Drawing on the Bible for ethical as well as lyrical motivation, Levine “loved the fury of Amos, the wisdom and the language of Ecclesiastes, the beauty of the Psalms, and the astonishing characters who marched through the two books of Samuel. I read them over and over and grew to love my people, their devotion, their courage, their endurance, but their God felt no closer to me than He did at fourteen or than He does today… For me the Bible became a book, a book of wisdom, lamentation, prophecy, erotic poetry, sagas full of heroism and memorable characters, a great book and one I know has influenced both my life and my writing.” One of Levine’s most gripping poems, “They Feed They Lion,” titled after an African-American fellow worker’s way of speaking, was influenced by the 18th century British poet Christopher Smart, himself obsessed by the Bible.

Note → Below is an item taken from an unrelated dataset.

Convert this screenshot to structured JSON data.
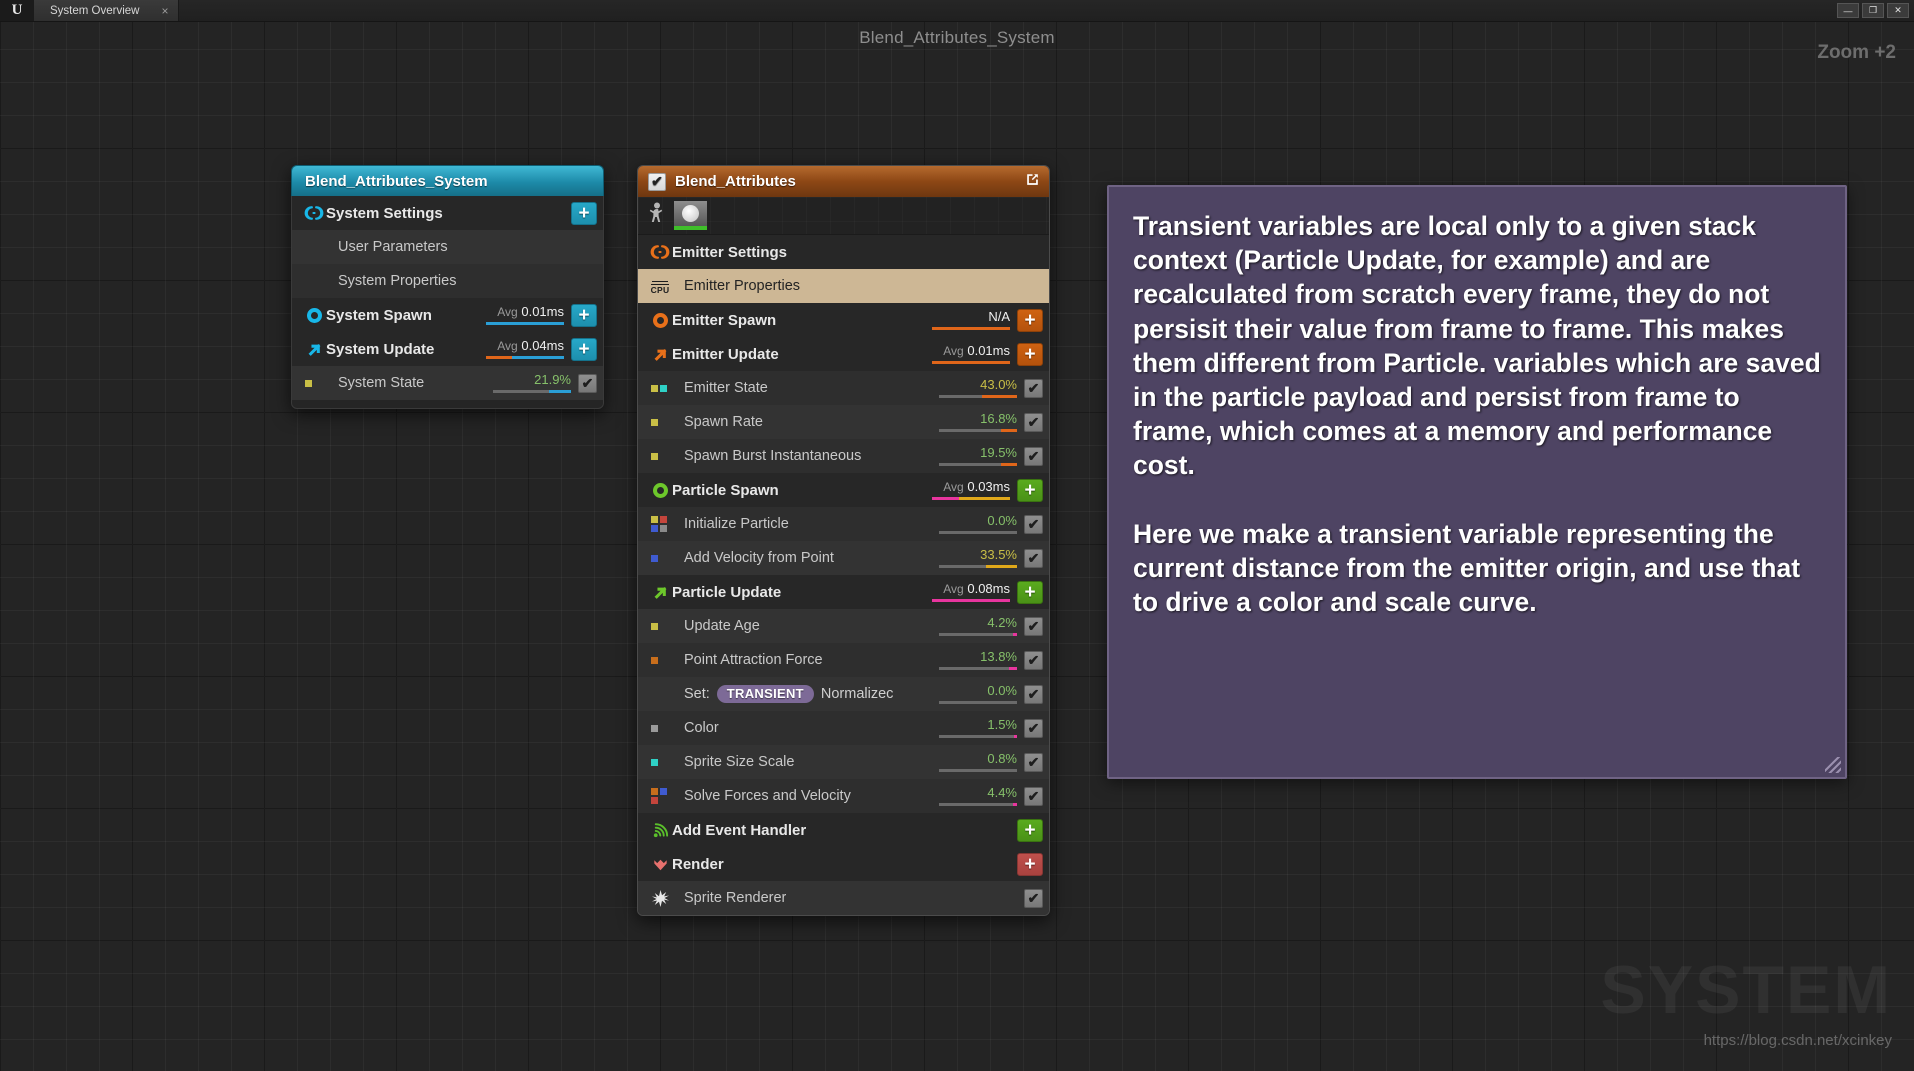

In this cross-cultural way, Levine constructed his own individual myth. Although he left factories behind at age thirty, surviving on teaching jobs thereafter, working-class experience remained a key subject and identity, even if careless critics misread his work. One claimed that Levine “goes out of his way to tell us that he is essentially a peasant,” despite Levine’s being a quintessentially urban poet with no rural content. Even less on target was Harvard University poetry tastemaker, Helen Vendler, who likened Levine’s work to the kitschy lyrics of Rod McKuen. Ever-combative, Levine informed “The New York Times” in 1997: “Vendler is an elitist the likes of which we’ve never had before…Vendler doesn’t hear poetry. Even a blind pig gets a truffle now and then.” Fortunately approved of by other mavens, such as critic Harold Bloom and an early mentor, the poet John Berryman, Levine produced a vast body of work of which the best is surely of lasting merit.
Benjamin Ivry is a frequent contributor to the Forward